* Task objective: Using the data below, copy out all lines with the word "mark".
======
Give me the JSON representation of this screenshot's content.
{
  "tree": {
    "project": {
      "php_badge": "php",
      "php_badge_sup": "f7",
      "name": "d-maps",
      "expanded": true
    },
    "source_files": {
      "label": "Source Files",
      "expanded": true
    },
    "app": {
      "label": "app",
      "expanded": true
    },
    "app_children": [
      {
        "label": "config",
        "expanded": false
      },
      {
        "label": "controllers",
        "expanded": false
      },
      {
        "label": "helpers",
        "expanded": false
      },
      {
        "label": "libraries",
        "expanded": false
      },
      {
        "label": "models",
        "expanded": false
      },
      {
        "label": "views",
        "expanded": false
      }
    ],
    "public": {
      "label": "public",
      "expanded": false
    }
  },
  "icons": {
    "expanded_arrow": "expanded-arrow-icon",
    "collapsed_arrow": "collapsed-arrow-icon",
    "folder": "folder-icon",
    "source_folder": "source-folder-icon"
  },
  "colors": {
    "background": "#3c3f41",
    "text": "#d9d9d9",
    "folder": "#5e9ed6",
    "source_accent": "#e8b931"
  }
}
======
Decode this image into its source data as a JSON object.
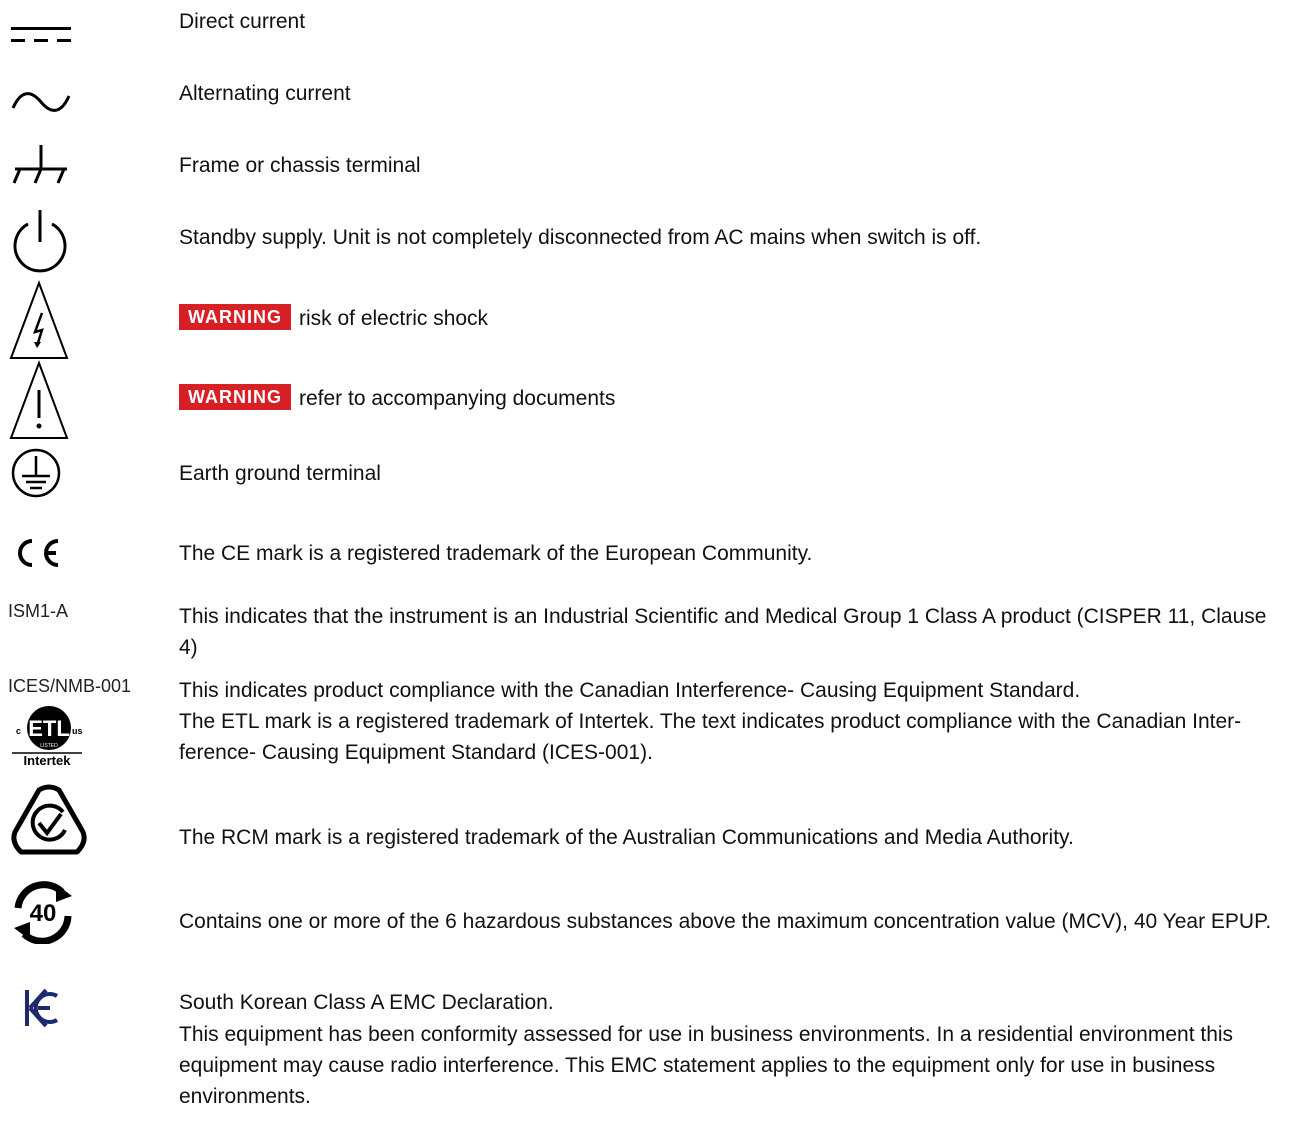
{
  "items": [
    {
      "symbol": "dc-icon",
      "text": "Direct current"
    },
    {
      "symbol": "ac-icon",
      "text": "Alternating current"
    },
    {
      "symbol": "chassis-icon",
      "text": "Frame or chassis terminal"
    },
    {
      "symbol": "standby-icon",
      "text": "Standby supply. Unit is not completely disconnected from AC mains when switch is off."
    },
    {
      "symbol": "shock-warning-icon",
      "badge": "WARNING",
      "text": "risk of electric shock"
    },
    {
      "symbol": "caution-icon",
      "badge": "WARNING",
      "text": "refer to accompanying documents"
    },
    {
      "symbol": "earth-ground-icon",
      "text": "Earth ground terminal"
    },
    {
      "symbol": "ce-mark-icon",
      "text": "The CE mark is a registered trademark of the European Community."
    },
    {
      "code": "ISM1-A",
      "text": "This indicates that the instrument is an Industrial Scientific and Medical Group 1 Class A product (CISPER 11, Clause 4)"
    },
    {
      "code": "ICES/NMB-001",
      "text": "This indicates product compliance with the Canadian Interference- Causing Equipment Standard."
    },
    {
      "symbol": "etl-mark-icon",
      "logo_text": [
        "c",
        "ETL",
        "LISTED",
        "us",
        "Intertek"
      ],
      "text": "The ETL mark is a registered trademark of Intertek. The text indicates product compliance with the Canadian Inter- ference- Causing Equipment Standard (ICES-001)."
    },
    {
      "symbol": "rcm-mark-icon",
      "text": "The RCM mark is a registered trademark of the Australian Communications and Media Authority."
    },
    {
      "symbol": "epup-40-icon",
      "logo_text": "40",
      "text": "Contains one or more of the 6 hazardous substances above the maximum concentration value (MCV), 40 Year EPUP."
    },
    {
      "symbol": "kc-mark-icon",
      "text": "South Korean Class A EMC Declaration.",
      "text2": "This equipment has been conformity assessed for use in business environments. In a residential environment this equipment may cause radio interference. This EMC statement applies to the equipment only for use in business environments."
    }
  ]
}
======
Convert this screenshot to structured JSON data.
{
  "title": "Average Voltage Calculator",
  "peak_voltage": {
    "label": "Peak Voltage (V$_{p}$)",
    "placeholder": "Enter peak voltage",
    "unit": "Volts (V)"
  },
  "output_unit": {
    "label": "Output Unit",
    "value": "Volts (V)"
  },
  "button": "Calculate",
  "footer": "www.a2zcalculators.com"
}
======
* Answer to this problem:
      "symbol": "ce-mark-icon",
      "text": "The CE mark is a registered trademark of the European Community."
      "symbol": "etl-mark-icon",
      "text": "The ETL mark is a registered trademark of Intertek. The text indicates product compliance with the Canadian Inter- ference- Causing Equipment Standard (ICES-001)."
      "symbol": "rcm-mark-icon",
      "text": "The RCM mark is a registered trademark of the Australian Communications and Media Authority."
      "symbol": "kc-mark-icon",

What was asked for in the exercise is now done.